* EXERCISE OBJECTIVE *
Where the string "content" shows up in a line of the records, copy that line.

Dataset items
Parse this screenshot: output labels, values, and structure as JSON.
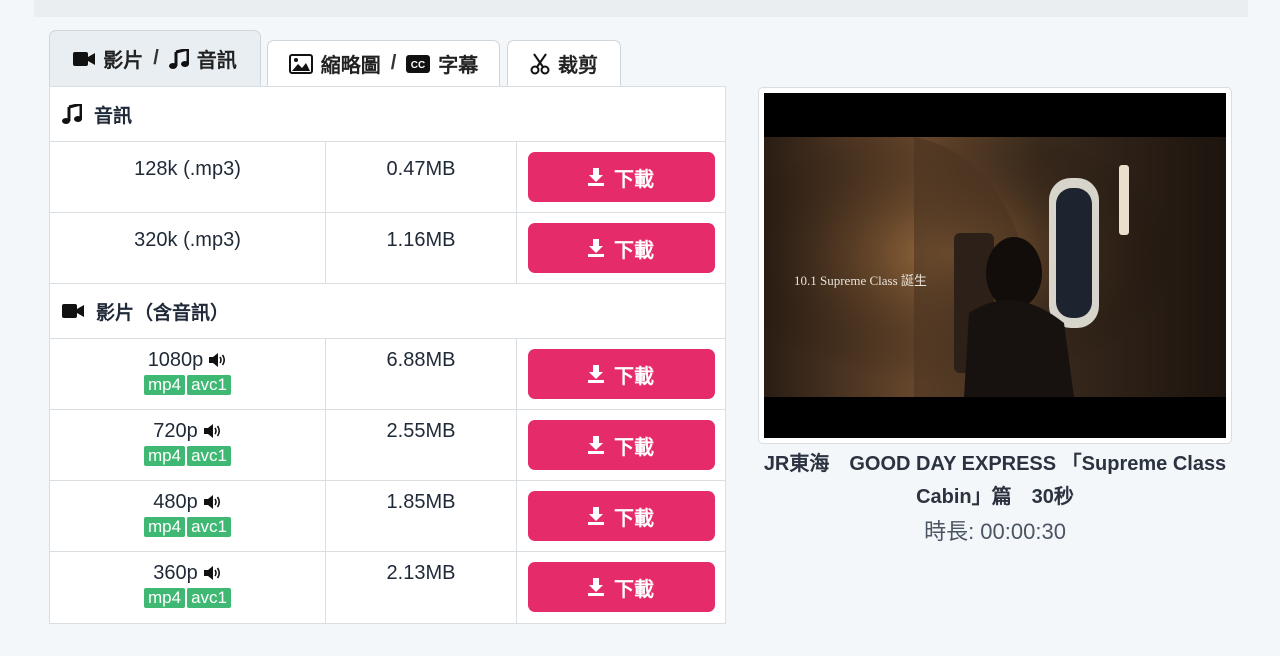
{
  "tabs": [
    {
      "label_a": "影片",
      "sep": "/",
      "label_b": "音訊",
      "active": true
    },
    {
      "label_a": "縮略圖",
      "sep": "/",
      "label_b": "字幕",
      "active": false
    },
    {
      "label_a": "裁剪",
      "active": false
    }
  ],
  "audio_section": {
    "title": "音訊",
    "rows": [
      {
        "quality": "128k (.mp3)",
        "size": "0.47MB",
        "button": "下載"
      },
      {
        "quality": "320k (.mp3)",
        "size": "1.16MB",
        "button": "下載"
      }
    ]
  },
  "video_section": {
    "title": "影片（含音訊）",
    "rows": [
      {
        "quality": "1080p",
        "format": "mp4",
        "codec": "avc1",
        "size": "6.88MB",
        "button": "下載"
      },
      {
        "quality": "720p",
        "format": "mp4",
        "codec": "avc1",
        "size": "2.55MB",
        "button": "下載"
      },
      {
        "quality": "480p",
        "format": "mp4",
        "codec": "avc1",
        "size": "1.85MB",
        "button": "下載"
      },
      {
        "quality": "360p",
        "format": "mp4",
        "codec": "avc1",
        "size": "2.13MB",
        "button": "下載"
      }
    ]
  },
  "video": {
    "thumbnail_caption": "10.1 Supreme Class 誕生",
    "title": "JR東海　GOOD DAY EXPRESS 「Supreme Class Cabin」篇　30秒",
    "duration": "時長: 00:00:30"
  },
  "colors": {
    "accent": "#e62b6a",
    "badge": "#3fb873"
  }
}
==
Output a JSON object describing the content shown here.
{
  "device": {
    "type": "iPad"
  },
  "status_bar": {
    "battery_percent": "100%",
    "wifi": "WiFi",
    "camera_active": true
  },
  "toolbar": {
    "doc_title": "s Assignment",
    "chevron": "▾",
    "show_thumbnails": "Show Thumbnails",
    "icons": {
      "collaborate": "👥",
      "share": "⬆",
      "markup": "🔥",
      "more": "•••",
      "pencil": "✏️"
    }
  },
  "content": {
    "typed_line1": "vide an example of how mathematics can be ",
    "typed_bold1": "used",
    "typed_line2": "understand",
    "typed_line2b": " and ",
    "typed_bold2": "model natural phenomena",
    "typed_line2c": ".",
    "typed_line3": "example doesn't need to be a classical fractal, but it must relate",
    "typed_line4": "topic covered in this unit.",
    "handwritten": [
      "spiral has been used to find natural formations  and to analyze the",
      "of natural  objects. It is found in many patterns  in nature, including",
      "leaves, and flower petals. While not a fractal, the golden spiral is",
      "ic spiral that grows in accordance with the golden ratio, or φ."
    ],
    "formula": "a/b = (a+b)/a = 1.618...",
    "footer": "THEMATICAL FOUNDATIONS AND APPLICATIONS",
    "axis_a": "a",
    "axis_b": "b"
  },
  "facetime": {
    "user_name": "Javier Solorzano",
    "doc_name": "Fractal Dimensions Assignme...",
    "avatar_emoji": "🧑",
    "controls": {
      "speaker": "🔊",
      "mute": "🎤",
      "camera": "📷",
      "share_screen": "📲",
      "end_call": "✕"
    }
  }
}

* SOLUTION *
Output a JSON object describing the content shown here.
  "content": {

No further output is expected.